Choosing the Right Grain for Your Morning
September 15, 2015 MVP Blog comments
Q: Is whole grain hot cereal more healthful than whole grain dry cereal? (i.e., is oatmeal any better for you than Cheerios).
A: Oatmeal, particularly the slow-cooked kind, is generally healthier than Cheerios.
Both are made from whole oats, but the difference comes down to processing. Unprocessed whole oats, like those in steel-cut oatmeal, take a while for the body to digest.
(NYTimes.com, by Karen Weintraub, Photo Credit Andrew Scrivani)
With Cheerios and other processed cereals, “you basically have rapidly digested sugar mixed with bran and germ,” said Dr. Dariush Mozaffarian, dean of the Friedman School of Nutrition Science and Policy at Tufts University. “It provides fiber and minerals, but also digests in the mouth almost immediately.”
That gives you a quick spike in blood sugar, but no energy for later.
One 2013 study, for instance, found that people who ate oatmeal felt fuller and had better appetite control than those who ate the same number of calories of processed cereal.
Both oatmeal and Cheerios are whole grains, which puts them ahead of cereals like Corn Flakes and Special K, in which the bran and germ have been removed, Dr. Mozaffarian said. Whole grains have more fiber and a wider range of vitamins and minerals.
As a practical rule-of-thumb, Dr. Mozaffarian suggests using the total carbohydrate-to-fiber ratio to find more healthful breakfast foods – aiming for a ratio of less than 10 to 1, which is comparable to the ratio in whole wheat flour.
A serving of Corn Flakes, for instance, includes about 24 grams of carbohydrate and 1 gram of fiber, a less-than-ideal ratio. Cheerios achieves the desired ratio of about 10 grams of carbohydrate for every gram of fiber. Instant oatmeals that contain lots of added sugar may be worse than Cheerios using this standard.
For his own breakfast, Dr. Mozaffarian eats Kashi Good Friends cereal along with fruit and full-fat milk. Kashi has more sugar than Cheerios or oats, providing about 42 grams of carbohydrate per serving. But it also has 12 grams of fiber, giving it a better carb-to-fiber ratio than many other cereals, Dr. Mozaffarian said.
The fruit adds even more fiber, and the full-fat milk digests more slowly than low-fat milk.

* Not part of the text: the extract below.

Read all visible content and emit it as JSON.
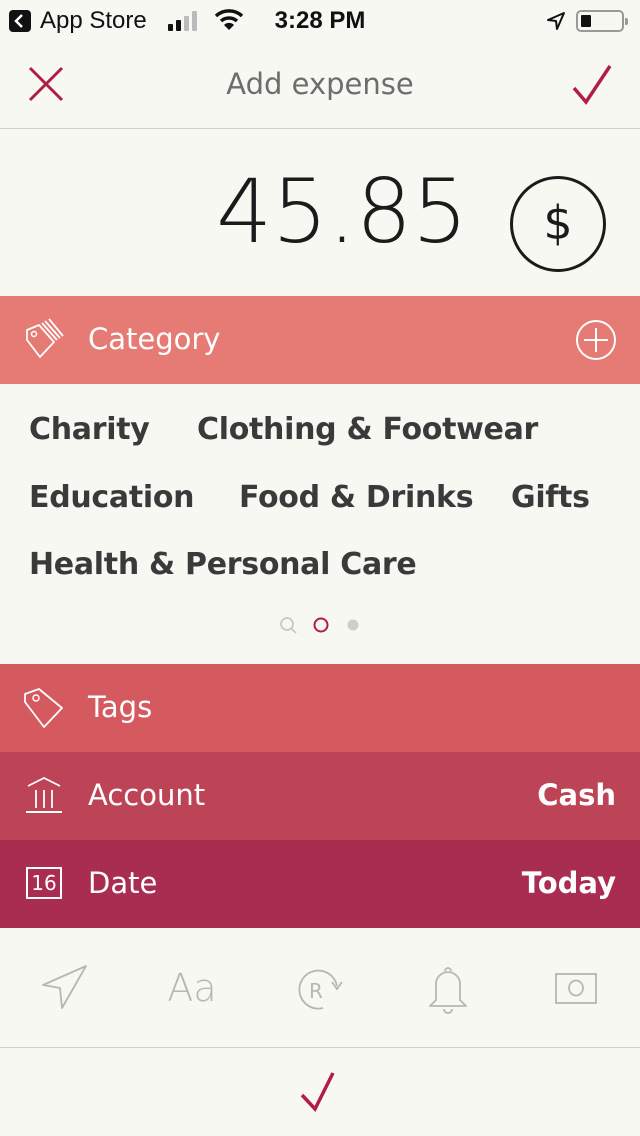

“If you eat a breakfast of refined cereal and skim milk,” Dr. Mozaffarian said, “your blood sugar is going to crash a few hours later, and you will be hungrier and eat more for lunch.”